Compared to a cat or dog, allowing your child to adopt a fish may seem way less daunting—but is the worry of an increased water bill holding you back? Between filling and cleaning a water tank, adding a fishy friend to your household may sound like a burden. We’re here to bust some myths and break down how much you can actually expect your water bill to be impacted (spoiler alert: it’s not a lot).
Finding the right fit
The first step of any pet adoption process is finding the right fit. Read up on different species of fish to ensure you choose the best option for your child, as the level of care ranges for different types. It’s also very important to choose the right tank for your fish, which in turn will affect the amount of water you will use per month depending on size and filtering abilities. You can either choose a fish first and research into the perfect tank, or if you’re still weary on water usage, choose a smaller tank and find a fish to fit!
How often to clean
The monotonous process of cleaning and replacing water in an aquarium may put you off on the idea of becoming a fish parent, but the reality is far easier than you’d suspect. The average recommendation is to implement a 30% water change every 2–4 weeks. But, once again, this may vary depending on species and size of the tank. That’s why it’s important to do your research!
Bonus: It’s suggested to try not to change more than 50% of the water, because doing so can remove helpful bacteria that has grown within the tank or bowl.
The truth of the matter is that you won’t know the exact expense of adding a pet fish until it’s adopted, especially with all of the different possible variations of fish and tank size.
However, why not use this moment to teach some important lessons in responsibility to the kids? Pay attention to the small difference in your water bill after adopting a fish, which usually ranges from a few cents to a couple of dollars. Then, consider asking your child to use a portion of their allowance or lemonade stand earnings to cover those expenses. This will teach them accountability, and they may even feel like proud fish parents with real responsibilities.

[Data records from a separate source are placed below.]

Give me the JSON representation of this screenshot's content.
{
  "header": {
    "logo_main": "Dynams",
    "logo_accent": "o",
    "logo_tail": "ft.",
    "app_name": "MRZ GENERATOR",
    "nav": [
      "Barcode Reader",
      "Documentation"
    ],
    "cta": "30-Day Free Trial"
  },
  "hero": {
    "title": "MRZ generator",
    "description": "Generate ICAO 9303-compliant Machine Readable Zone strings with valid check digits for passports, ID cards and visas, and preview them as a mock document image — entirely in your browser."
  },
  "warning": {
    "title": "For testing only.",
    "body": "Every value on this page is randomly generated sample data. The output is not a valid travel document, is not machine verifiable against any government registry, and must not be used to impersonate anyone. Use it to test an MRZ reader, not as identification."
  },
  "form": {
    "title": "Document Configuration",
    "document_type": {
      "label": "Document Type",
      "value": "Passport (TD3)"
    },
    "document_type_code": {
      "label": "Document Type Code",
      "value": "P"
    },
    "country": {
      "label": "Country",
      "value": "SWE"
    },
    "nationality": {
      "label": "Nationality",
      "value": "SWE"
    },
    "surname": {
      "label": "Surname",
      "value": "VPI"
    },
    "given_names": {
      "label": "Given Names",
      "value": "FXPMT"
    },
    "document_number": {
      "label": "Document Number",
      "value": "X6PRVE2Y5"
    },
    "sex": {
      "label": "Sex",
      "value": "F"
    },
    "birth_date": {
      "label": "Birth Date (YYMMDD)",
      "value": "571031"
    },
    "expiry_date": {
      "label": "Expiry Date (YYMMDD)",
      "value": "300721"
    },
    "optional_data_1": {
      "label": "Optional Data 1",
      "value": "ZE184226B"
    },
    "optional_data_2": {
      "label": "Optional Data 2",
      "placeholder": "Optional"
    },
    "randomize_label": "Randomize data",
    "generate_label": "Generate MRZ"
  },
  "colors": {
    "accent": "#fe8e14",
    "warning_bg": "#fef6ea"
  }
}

Bottom line: if the only thing stopping you from getting a pet fish is the threat of a severely increased water bill—no need to worry. Very rarely will a little fishy friend add that much to your expenses. Either way, you can use it as a valuable lesson for your kids. So go ahead, do your research, and bring home the newest member of your family!